Be aware that boys like to memorize facts. Take advantage of this trait.
Challenge them to remember bundles of facts and test them verbally.
Here’s a simple Memory Circle strategy that really works
Do a TTYPA on a topic that has a range of answers.
Have each student share their partner’s answer with the class.
Choose students at random to see if they can recall the answers given so far.
Progress around the room in groups of four replies.
Applaud students who can hang in till the end.
Strongly enforce the rules of “Right to get help.”
I played this this week with thirty year five classes and well over 50% of the class aced it and could remember everyone in the classes favorite food and not one kid knew less than half.
Not bad for 45 minutes work.
Here are ten more quick insights that might help:
· Keep in mind many boys need extra time for task completion.
· Boys in general tend to mature at a slower rate than girls, therefore may not be ready for their assigned program/grade placement.
· Left hander alert! Be aware that left-handed boys suffer learning disabilities 10 times the rate of righties.
· Keep in mind that boys are less accurate at “reading” faces than girls. This can affect your ability to discipline nonverbally.
· Boys tend to be more aggressive in temperament than girls. This has implications for grouping and pairing. Pair them up with girls who know how to handle big egos.
· The greatest instructional motivator for boys is to teach to their interest area. If there are no opportunities in the curriculum, slip random clips and images into you lessons.
· Boys often have volume control issues. Teach them about different shades of saying.
· Make sure that your instructional delivery and classroom management reflect the fact that 95% of the children diagnosed as hyperactive are boys. In fact Boys make up over 70% of students classified as special needs.
· Boys make up 80-90% of discipline referrals. Should we refer them less or refer girls more?
· Because a girl’s “Corpus Callosum” (the bundle of nerves that connect the brains left and right hemisphere) is significantly larger than boys some researchers believe this may explain why girls are capable of completing several tasks at the same time. Remember this when you give instruction. And design group work.
As you can see boys still have issues. Learning how to teach them well helps everyone. Whenever an intervention is done to improve outcomes for boys girls do better as well!
So remember Atticus Bond and know that changing the way we teach boys will most likely take longer than we think but with courage, dedication and persistence, you might just win them over.
Watch this, this is the trailer of “The Mask You Live In”. It is very challenging but well worth sharing the full movie with your school.

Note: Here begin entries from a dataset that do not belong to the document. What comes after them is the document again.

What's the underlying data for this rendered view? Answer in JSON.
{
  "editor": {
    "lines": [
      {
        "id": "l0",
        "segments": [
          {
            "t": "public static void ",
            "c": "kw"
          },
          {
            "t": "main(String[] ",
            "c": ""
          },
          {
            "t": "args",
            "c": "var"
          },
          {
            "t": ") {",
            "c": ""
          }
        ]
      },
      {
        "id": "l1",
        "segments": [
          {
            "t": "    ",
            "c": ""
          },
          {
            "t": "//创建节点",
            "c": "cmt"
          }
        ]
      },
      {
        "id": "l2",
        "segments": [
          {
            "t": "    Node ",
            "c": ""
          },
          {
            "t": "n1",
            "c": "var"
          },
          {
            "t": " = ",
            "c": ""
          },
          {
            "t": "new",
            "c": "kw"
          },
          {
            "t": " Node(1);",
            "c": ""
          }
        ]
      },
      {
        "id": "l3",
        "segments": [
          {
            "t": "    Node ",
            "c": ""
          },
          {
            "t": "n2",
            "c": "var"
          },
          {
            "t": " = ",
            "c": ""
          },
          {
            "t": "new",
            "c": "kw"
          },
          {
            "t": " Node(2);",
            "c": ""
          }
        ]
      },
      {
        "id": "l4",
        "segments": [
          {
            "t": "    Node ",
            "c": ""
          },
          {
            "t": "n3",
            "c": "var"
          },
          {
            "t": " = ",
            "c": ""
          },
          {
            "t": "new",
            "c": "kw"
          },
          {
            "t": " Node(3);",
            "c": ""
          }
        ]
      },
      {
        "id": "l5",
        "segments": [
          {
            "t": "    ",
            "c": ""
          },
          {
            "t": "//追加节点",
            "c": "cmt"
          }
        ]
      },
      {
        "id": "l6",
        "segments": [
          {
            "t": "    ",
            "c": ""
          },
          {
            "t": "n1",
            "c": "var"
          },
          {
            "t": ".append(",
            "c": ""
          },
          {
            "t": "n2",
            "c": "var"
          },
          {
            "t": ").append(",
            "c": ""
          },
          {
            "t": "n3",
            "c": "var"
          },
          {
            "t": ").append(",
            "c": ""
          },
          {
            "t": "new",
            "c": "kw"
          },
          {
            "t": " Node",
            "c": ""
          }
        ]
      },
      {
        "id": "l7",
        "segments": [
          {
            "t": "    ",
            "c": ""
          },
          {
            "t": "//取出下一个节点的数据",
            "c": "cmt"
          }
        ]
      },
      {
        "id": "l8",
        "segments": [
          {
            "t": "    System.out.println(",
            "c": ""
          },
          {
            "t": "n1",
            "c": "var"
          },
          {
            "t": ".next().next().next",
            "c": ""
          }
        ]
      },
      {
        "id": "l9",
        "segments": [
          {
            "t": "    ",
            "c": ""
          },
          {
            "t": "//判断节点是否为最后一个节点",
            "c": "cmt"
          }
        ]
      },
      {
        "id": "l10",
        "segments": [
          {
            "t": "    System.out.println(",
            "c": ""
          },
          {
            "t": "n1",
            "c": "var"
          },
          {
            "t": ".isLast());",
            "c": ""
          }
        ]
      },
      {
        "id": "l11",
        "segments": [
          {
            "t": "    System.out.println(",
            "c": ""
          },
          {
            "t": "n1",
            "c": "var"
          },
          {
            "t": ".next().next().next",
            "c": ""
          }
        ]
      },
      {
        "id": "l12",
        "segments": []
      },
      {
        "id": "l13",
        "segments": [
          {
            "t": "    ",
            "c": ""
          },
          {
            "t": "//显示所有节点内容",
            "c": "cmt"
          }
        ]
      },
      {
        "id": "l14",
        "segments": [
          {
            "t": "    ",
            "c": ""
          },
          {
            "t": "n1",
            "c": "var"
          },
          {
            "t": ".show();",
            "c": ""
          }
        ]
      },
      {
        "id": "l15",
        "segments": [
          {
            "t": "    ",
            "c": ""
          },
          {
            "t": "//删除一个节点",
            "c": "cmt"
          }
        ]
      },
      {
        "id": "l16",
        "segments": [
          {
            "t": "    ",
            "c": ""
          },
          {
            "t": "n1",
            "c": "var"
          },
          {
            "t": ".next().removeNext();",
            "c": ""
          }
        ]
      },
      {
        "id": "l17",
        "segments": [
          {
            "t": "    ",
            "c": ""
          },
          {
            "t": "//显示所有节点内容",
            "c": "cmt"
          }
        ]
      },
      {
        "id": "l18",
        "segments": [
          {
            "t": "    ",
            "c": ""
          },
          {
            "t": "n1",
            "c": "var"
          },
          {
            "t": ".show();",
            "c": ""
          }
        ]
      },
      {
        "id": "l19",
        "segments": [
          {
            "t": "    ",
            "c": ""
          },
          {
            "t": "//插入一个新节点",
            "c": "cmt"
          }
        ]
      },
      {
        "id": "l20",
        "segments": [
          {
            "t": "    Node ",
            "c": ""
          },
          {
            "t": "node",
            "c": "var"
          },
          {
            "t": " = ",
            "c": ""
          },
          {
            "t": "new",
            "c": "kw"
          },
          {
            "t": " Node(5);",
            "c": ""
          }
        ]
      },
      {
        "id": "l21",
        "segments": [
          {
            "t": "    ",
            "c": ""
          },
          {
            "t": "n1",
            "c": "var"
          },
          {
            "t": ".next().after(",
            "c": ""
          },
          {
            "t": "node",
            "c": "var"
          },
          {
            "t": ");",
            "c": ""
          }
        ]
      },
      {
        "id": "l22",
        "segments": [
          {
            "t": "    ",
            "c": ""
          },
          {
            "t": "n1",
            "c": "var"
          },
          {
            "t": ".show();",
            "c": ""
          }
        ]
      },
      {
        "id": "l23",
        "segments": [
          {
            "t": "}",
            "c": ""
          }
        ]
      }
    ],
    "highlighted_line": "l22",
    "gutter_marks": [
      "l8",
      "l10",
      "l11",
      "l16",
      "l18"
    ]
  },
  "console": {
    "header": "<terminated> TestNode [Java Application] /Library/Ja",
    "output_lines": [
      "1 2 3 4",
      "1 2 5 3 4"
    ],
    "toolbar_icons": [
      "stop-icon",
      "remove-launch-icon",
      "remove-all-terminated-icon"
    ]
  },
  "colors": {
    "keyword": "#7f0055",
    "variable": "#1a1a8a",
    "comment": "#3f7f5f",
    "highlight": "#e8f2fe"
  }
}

I love delivering on how to better educate and love boys, I will be running some awesome workshops on our Bali Teachers Retreat this January.
We will be at the incredible Hotel Komune Resort for 6 days of rest, relaxation and some PD. We currently have a very affordable price, which is tax deductible.